In recent years it has become clear that athletes who experience repeated impacts to the head may be at risk of potentially serious neurological and psychiatric problems. But a study of sports programs at three major universities, published in the October 2 Journal of Neurosurgery, finds that the way the injury commonly called concussion is usually diagnosed – largely based on athletes' subjective symptoms – varies greatly and may not be the best way to determine who is at risk for future problems. In addition, the way the term concussion is used in sports injuries may differ from how it is used in other medical contexts, potentially hindering communication about the factors most relevant to patient outcomes.
"The term 'concussion' means different things to different people, and it's not yet clear that the signs and symptoms we now use to make a diagnosis will ultimately prove to be the most important pieces of this complicated puzzle," says Ann-Christine Duhaime, MD, director of the Pediatric Brain Trauma Lab at Massachusetts General Hospital (MGH), who led the study. "Some patients who receive a diagnosis of concussion go on to have very few problems, and some who are not diagnosed because they have no immediate symptoms may have sustained a lot of force to the head with potentially serious consequences."
The current study is part of a larger investigation into the biomechanical basis of concussion and the effects of repeat impacts to the head, conducted over five years at Brown University, Dartmouth College and Virginia Tech. A total of 450 students – members of all three schools' football teams, two women's and two men’s ice hockey teams – wore helmets equipped with instruments that measured the frequency, magnitude and location of head impacts experienced during practice sessions, scrimmages and games. Team trainers and physicians followed their standard procedures for assessing and diagnosing potential concussions and prescribing treatment.
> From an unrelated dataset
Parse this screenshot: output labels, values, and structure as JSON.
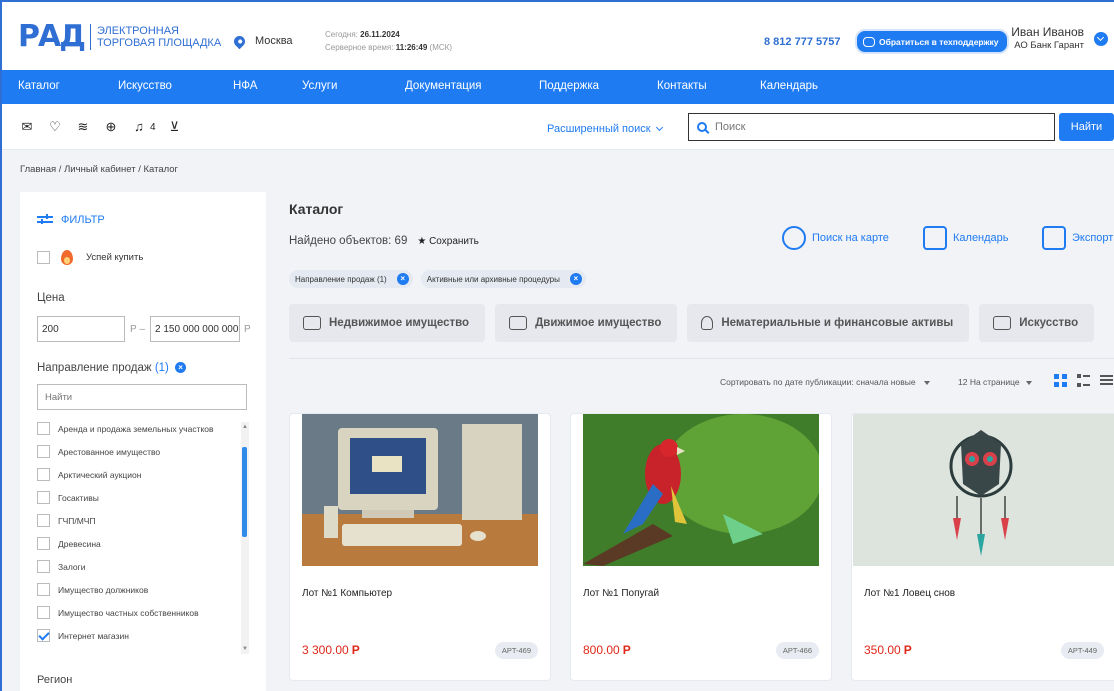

During the study period more than 486,000 head impacts were recorded in participating athletes. Concussions were diagnosed in 44 participants, four of whom were diagnosed a second time for a total of 48 diagnosed concussions. A specific impact could be associated with the concussion 31 times, but no clearly associated impact was identified in the other 17 instances. The most commonly reported symptoms were mental cloudiness, headache and dizziness, and only one athlete lost consciousness. An immediate diagnosis was made only six times, and many of the athletes did not begin experiencing symptoms until several hours after the game. Although measured head impacts in those diagnosed with concussions tended to be higher, some concussion-associated impacts had considerably less measured acceleration/deceleration of the head. The authors note that the injuries reported in this study contrast with those usually seen in patients diagnosed with concussion in emergency departments, in whom a single, clearly identified head impact is typically associated with immediate changes in consciousness.
The authors add that developing strategies to prevent and manage short- and long-term consequences of head injuries requires accurate tools to determine which patients have sustained impacts that may affect the brain in significant ways, and that currently used criteria based on reported symptoms may be unreliable predictors of actual injury to the brain. They propose that replacing the single term 'concussion' with the concept of a concussion spectrum may be useful in determining the range of factors that can influence patient outcomes.
"A lot of work is needed before we can understand to what extent patients' reported symptoms – compared to such factors as the actual force imparted to the brain, previous head injuries and genetic background – influence the eventual consequences of repeated head impacts, consequences that may vary from patient to patient," says Duhaime, who is director of Pediatric Neurosurgery at MassGeneral Hospital for Children, director of Neurosurgical Trauma and Intensive Care in the MGH Department of Neurosurgery, and the Nicholas T. Zervas Professor of Neurosurgery at Harvard Medical School. "For now, however, it's sensible to err on the side of safety, realizing that more specific answers will take more time and research."
Co-authors of the study are Jonathan Beckwith and Jeffrey Chu, Simbex, Lebanon, N.H.; Richard Greenwald, PhD, Simbex and Thayer School of Engineering, Dartmouth College; Arthur Maerlender, PhD, Thomas McAllister, MD, and Laura Flashman, PhD, Dartmouth Medical School; Joseph Crisco, Warren Alpert Medical School, Brown University; Stefan Duma, PhD, and Steven Rowson, PhD, Virginia Tech-Wake Forest Center for Injury Biomechanics; and Gunnar Brolinson, DO, Edward Via College of Osteopathic Medicine. The research was supported by grants from the Eunice Kennedy Shriver National Institute for Child Health and Human Development and the National Institute of Neurological Disorders and Stroke.
Massachusetts General Hospital, founded in 1811, is the original and largest teaching hospital of Harvard Medical School. The MGH conducts the largest hospital-based research program in the United States, with an annual research budget of more than $750 million and major research centers in AIDS, cardiovascular research, cancer, computational and integrative biology, cutaneous biology, human genetics, medical imaging, neurodegenerative disorders, regenerative medicine, reproductive biology, systems biology, transplantation biology and photomedicine. In July 2012, MGH moved into the number one spot on the 2012-13 U.S. News & World Report list of "America's Best Hospitals."
Sue McGreevey, email@example.com, 617-724-2764